(Data about app and page elements)
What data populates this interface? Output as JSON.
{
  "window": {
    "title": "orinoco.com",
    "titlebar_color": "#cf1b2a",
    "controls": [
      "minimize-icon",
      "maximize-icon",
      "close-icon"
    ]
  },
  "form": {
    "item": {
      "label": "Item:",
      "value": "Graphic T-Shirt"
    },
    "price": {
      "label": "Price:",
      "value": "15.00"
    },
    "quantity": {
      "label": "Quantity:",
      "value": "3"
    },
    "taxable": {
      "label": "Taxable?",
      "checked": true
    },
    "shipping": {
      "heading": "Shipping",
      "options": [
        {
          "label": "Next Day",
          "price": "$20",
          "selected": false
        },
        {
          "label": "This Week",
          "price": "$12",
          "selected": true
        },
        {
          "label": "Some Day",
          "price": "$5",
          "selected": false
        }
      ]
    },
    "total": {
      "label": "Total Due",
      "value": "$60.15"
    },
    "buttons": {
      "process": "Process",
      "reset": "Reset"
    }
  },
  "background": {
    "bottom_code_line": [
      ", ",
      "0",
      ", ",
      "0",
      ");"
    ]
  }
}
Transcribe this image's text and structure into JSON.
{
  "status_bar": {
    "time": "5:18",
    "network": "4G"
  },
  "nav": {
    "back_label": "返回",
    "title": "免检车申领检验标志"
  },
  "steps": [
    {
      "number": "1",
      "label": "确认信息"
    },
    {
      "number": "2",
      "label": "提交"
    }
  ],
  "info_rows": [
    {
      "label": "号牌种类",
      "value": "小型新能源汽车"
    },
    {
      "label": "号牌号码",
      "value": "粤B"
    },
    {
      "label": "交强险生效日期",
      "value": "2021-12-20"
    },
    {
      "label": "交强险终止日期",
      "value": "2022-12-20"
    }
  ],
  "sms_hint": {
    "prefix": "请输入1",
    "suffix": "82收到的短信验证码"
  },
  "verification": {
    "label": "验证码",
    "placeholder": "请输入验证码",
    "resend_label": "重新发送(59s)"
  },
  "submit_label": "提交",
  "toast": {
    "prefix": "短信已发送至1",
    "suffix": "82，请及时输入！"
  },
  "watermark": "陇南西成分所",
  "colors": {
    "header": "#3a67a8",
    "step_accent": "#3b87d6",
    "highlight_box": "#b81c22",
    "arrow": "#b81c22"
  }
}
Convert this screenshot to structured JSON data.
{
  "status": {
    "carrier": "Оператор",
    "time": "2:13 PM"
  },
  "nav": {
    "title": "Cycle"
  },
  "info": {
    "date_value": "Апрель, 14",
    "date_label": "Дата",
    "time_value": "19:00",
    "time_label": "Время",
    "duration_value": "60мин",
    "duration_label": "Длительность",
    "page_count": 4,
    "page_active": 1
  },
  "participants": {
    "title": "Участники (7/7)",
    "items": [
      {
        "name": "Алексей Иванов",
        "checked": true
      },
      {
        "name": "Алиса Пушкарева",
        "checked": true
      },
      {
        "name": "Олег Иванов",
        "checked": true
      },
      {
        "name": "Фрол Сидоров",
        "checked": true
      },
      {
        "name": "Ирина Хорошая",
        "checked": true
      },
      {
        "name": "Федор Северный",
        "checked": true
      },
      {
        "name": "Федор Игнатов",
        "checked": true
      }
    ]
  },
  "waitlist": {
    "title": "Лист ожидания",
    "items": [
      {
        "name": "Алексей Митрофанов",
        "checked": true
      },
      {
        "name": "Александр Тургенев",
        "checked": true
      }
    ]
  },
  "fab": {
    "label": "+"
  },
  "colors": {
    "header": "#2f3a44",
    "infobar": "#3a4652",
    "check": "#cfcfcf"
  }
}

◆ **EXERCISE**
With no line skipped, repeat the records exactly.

◆ **ANSWER TO THIS PROBLEM**
What data populates this interface? Output as JSON.
{
  "window": {
    "title": "orinoco.com",
    "titlebar_color": "#cf1b2a",
    "controls": [
      "minimize-icon",
      "maximize-icon",
      "close-icon"
    ]
  },
  "form": {
    "item": {
      "label": "Item:",
      "value": "Graphic T-Shirt"
    },
    "price": {
      "label": "Price:",
      "value": "15.00"
    },
    "quantity": {
      "label": "Quantity:",
      "value": "3"
    },
    "taxable": {
      "label": "Taxable?",
      "checked": true
    },
    "shipping": {
      "heading": "Shipping",
      "options": [
        {
          "label": "Next Day",
          "price": "$20",
          "selected": false
        },
        {
          "label": "This Week",
          "price": "$12",
          "selected": true
        },
        {
          "label": "Some Day",
          "price": "$5",
          "selected": false
        }
      ]
    },
    "total": {
      "label": "Total Due",
      "value": "$60.15"
    },
    "buttons": {
      "process": "Process",
      "reset": "Reset"
    }
  },
  "background": {
    "bottom_code_line": [
      ", ",
      "0",
      ", ",
      "0",
      ");"
    ]
  }
}
Transcribe this image's text and structure into JSON.
{
  "status_bar": {
    "time": "5:18",
    "network": "4G"
  },
  "nav": {
    "back_label": "返回",
    "title": "免检车申领检验标志"
  },
  "steps": [
    {
      "number": "1",
      "label": "确认信息"
    },
    {
      "number": "2",
      "label": "提交"
    }
  ],
  "info_rows": [
    {
      "label": "号牌种类",
      "value": "小型新能源汽车"
    },
    {
      "label": "号牌号码",
      "value": "粤B"
    },
    {
      "label": "交强险生效日期",
      "value": "2021-12-20"
    },
    {
      "label": "交强险终止日期",
      "value": "2022-12-20"
    }
  ],
  "sms_hint": {
    "prefix": "请输入1",
    "suffix": "82收到的短信验证码"
  },
  "verification": {
    "label": "验证码",
    "placeholder": "请输入验证码",
    "resend_label": "重新发送(59s)"
  },
  "submit_label": "提交",
  "toast": {
    "prefix": "短信已发送至1",
    "suffix": "82，请及时输入！"
  },
  "watermark": "陇南西成分所",
  "colors": {
    "header": "#3a67a8",
    "step_accent": "#3b87d6",
    "highlight_box": "#b81c22",
    "arrow": "#b81c22"
  }
}
Convert this screenshot to structured JSON data.
{
  "status": {
    "carrier": "Оператор",
    "time": "2:13 PM"
  },
  "nav": {
    "title": "Cycle"
  },
  "info": {
    "date_value": "Апрель, 14",
    "date_label": "Дата",
    "time_value": "19:00",
    "time_label": "Время",
    "duration_value": "60мин",
    "duration_label": "Длительность",
    "page_count": 4,
    "page_active": 1
  },
  "participants": {
    "title": "Участники (7/7)",
    "items": [
      {
        "name": "Алексей Иванов",
        "checked": true
      },
      {
        "name": "Алиса Пушкарева",
        "checked": true
      },
      {
        "name": "Олег Иванов",
        "checked": true
      },
      {
        "name": "Фрол Сидоров",
        "checked": true
      },
      {
        "name": "Ирина Хорошая",
        "checked": true
      },
      {
        "name": "Федор Северный",
        "checked": true
      },
      {
        "name": "Федор Игнатов",
        "checked": true
      }
    ]
  },
  "waitlist": {
    "title": "Лист ожидания",
    "items": [
      {
        "name": "Алексей Митрофанов",
        "checked": true
      },
      {
        "name": "Александр Тургенев",
        "checked": true
      }
    ]
  },
  "fab": {
    "label": "+"
  },
  "colors": {
    "header": "#2f3a44",
    "infobar": "#3a4652",
    "check": "#cfcfcf"
  }
}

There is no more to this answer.